▸ **Exercise**: State how many lines in the entries below hold the string "Onze", and give nothing besides that number.
---*---
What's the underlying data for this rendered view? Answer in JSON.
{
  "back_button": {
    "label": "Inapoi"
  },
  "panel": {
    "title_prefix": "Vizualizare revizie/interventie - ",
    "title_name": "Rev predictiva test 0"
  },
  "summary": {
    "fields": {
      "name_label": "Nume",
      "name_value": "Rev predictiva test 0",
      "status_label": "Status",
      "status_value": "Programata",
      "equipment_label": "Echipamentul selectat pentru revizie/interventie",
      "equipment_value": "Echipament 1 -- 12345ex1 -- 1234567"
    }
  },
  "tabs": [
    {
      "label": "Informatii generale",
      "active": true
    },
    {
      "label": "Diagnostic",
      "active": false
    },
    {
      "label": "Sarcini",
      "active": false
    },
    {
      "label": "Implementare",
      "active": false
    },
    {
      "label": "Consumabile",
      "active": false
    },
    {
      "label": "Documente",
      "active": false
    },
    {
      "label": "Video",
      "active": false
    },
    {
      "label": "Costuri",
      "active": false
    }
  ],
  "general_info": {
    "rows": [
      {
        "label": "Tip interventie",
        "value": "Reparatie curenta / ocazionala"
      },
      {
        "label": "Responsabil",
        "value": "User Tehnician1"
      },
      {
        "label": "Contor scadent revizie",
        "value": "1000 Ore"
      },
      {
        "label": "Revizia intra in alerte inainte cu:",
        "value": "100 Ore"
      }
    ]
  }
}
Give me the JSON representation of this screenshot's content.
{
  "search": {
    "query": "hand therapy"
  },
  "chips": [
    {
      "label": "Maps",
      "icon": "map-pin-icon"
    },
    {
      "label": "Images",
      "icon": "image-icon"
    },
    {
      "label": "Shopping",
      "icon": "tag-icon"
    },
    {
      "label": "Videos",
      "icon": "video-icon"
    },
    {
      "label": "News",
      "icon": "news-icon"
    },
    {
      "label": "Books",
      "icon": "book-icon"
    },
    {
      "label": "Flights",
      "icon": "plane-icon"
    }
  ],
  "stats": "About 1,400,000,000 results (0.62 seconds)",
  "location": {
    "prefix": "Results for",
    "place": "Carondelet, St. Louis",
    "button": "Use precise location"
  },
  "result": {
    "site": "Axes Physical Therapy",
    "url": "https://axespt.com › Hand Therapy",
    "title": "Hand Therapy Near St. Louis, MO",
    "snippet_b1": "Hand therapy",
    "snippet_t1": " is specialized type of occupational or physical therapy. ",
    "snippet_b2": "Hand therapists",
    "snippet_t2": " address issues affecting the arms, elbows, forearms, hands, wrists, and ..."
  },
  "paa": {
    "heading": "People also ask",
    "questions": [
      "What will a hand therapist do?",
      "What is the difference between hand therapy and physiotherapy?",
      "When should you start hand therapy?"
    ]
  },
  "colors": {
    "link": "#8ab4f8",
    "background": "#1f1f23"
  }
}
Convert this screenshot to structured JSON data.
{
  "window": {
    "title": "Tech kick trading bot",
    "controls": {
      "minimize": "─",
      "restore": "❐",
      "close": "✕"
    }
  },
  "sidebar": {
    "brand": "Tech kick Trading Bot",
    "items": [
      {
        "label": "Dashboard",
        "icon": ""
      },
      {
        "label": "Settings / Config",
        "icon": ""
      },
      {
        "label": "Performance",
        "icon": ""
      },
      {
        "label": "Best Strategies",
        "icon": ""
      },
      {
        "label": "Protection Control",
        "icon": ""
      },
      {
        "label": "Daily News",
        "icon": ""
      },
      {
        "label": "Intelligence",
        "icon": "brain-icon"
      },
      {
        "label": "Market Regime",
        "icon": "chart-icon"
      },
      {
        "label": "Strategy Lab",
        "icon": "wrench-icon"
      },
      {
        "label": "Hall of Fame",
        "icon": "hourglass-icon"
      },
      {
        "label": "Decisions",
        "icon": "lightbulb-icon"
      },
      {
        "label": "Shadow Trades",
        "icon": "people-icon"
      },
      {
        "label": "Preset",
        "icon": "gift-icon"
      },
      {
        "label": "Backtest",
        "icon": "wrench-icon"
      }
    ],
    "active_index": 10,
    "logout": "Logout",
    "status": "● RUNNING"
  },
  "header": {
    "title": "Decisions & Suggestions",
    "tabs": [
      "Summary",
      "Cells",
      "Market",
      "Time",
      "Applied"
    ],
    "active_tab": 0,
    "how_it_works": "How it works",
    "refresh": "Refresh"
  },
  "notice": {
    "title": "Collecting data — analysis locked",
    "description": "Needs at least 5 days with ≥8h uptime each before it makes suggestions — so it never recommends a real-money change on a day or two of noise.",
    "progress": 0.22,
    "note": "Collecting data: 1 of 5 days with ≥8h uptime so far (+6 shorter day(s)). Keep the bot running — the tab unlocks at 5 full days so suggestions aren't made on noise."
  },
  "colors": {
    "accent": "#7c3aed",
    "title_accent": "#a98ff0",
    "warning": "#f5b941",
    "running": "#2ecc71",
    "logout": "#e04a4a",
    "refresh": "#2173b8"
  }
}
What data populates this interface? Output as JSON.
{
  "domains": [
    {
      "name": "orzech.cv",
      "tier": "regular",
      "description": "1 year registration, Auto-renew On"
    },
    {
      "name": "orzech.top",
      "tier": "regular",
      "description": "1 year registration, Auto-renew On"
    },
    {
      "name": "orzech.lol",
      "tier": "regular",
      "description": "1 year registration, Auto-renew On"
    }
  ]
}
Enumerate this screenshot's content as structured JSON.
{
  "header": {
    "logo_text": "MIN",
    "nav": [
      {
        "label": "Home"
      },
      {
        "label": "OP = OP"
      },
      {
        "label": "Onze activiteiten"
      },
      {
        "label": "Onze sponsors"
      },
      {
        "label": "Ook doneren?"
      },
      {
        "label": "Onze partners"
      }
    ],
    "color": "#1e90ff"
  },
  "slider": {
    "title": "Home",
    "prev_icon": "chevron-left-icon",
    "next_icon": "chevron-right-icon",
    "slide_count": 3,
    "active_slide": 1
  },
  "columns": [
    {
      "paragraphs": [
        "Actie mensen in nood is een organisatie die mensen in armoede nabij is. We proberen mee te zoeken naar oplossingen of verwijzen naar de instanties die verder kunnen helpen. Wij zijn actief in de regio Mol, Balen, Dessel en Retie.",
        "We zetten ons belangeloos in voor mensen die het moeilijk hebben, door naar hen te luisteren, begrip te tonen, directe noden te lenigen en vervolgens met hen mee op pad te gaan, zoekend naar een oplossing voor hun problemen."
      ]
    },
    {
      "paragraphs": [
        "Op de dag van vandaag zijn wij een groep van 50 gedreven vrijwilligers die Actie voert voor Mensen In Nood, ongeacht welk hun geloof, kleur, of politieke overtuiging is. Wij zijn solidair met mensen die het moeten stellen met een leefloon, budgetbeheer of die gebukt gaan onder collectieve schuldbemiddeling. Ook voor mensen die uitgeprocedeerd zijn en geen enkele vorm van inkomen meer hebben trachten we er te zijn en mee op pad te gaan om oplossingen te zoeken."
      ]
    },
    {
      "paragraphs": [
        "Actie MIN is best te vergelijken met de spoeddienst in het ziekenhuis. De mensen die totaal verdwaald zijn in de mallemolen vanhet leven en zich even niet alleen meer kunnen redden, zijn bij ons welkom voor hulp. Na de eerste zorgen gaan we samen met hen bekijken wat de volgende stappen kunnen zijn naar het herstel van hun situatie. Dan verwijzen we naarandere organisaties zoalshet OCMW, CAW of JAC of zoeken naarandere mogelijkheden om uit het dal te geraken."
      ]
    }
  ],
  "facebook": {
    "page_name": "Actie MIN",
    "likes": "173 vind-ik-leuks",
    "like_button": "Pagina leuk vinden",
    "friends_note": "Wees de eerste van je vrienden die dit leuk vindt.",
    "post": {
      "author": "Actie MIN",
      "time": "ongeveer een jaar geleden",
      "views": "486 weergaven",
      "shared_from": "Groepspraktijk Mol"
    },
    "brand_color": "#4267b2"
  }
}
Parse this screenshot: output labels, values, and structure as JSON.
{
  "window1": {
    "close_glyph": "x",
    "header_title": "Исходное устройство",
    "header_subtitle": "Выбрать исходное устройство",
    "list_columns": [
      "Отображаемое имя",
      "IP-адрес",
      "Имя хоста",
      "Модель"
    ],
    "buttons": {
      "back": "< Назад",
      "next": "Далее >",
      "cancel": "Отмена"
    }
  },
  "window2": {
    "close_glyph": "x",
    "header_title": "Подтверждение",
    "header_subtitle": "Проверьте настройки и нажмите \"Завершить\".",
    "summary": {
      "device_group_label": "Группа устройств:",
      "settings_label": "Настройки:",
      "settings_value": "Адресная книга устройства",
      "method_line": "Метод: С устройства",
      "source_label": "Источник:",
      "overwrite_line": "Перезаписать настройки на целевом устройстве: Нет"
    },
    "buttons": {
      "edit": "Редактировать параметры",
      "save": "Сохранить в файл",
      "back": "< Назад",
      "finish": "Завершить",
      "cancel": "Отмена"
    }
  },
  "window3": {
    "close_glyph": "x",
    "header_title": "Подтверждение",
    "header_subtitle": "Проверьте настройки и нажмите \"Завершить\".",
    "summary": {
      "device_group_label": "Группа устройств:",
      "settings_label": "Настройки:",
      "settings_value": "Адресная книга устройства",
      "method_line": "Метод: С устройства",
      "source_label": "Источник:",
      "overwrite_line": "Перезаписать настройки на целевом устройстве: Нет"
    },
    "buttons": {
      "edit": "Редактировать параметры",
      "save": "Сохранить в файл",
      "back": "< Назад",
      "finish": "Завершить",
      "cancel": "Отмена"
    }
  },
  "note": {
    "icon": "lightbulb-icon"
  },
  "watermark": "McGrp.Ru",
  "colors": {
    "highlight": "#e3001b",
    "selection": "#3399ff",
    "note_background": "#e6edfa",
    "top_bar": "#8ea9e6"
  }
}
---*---
▸ **Expected output**: 3